As Mark Twain once said, “History doesn’t repeat itself, but it does rhyme.” Are we doomed to perpetuate environmental injustices of the past?In Chronicles from the Environmental Justice Frontline1, authors Roberts and Toffolon-Weiss documented the struggles of two low-income, ethnic minority Louisiana communities plagued by toxic contamination.The residents of Grand Bois couldn’t stop oilfield wastes from being dumped in open pits outside their town. Gordon Plaza residents were unable to gain relocation compensation or a proper cleanup of toxic landfill contaminants.Local and state governments were unwilling or unable to change laws or regulations to protect communities affected by existing contamination.These communities also didn’t have enough outside help from national organizations or media attention to pressure governments to change. Class-action law suits didn’t get them what they wanted either.They are still trapped.
The fact that residents of Grand Bois and Gordon Plaza were allowed to be exposed to toxic contaminants is a testament to corporate greed and ineffectual government oversight. The Environmental Protection Agency passed responsibility for regulating oilfield waste down to the states. Louisiana determined these toxic wastes to be non-hazardous (p.146). Oil firms found rural Louisiana was a cheap place to dump their drilling fluids without having to pay for disposal of hazardous waste. In the former Agricultural Street landfill case, local government officials had ties with those who benefitted financially from the public housing construction deal.Developers of the Gordon Plaza neighborhood failed to adequately cover the site with sand prior to construction, which cut costs and increased short-term profits (p.171). Government officials never ordered testing of the soil for contaminants prior to construction. Corporations and governments colluded in allowing these contaminations to occur.
Class-action legal approaches didn’t work in contamination cases partly because communities let the lawyers handle the cases alone. “Lawyers need protests and activism to keep the lawsuits moving” (p.207).Support from national organizations allowed other communities fighting environmental injustices cited in Chronicles to put pressure on government agencies to make regulatory changes.Sustained media coverage helped expose cases of injustice and pressure politicians for solutions.

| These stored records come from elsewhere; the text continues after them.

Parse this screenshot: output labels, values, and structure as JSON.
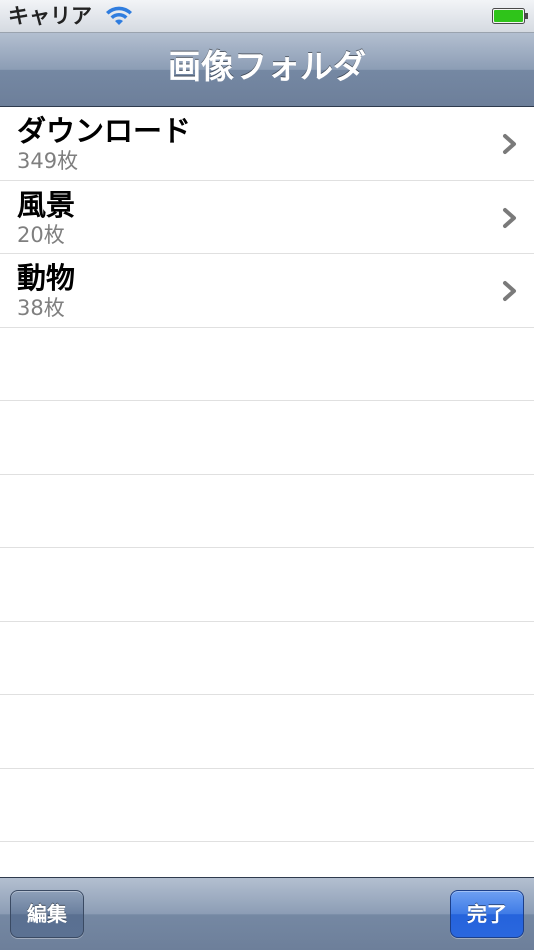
{
  "status_bar": {
    "carrier": "キャリア",
    "wifi_icon": "wifi-icon",
    "battery_icon": "battery-full-icon",
    "battery_color": "#2fc41a"
  },
  "nav_bar": {
    "title": "画像フォルダ"
  },
  "folders": [
    {
      "name": "ダウンロード",
      "count": "349枚"
    },
    {
      "name": "風景",
      "count": "20枚"
    },
    {
      "name": "動物",
      "count": "38枚"
    }
  ],
  "toolbar": {
    "edit_label": "編集",
    "done_label": "完了"
  },
  "colors": {
    "bar_blue": "#7588a3",
    "done_blue": "#2563dc",
    "subtitle_gray": "#7f7f7f",
    "separator": "#e0e0e0"
  }
}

Of course, class-action legal settlement outcomes were sealed by request of the defendants, frustrating further organizing and future cases (p.163, 207).
Legal backlashes occurred due to the contamination fights in Louisiana, making it even more difficult for victims of existing contamination to gain relief.Business and government leaders conspired to limit low-income client access to Tulane University environmental law clinic (p.201). Governor Foster worked with the Louisiana legislature to pass an oil industry-sponsored bill that stopped the ability of plaintiffs to sue for medical monitoring expenses (p.162). Then Louisiana Senate Bill 709 passed, preventing researchers from withholding data from public health officials (p.153). This backlash was a reaction to Louisiana State University researcher Dr. Patricia Williams' decision not to share medical information collected during her independent study of heavy metal poisoning in the residents of Grand Bois.
Communities that gained outside help from national organizations and substantial national press coverage were successful in stopping proposed siting of polluting facilities.However, where contamination had already occurred, residents were unsuccessful in changing existing regulations to get relief and encountered serious legal setbacks as a result (p.210). It seems once the pollution occurs, the economic and political interests of the business and government elite is too strong to overcome.For the residents of Grand Bois and Gordon Plaza, environmental injustice still lingers.
~Mark Bremer, Green Explored Contributor
 Roberts, J. Timmons, & Melissa Toffolon-Weiss. 2001. Chronicles from the Environmental Justice Frontline. New York: Cambridge University Press.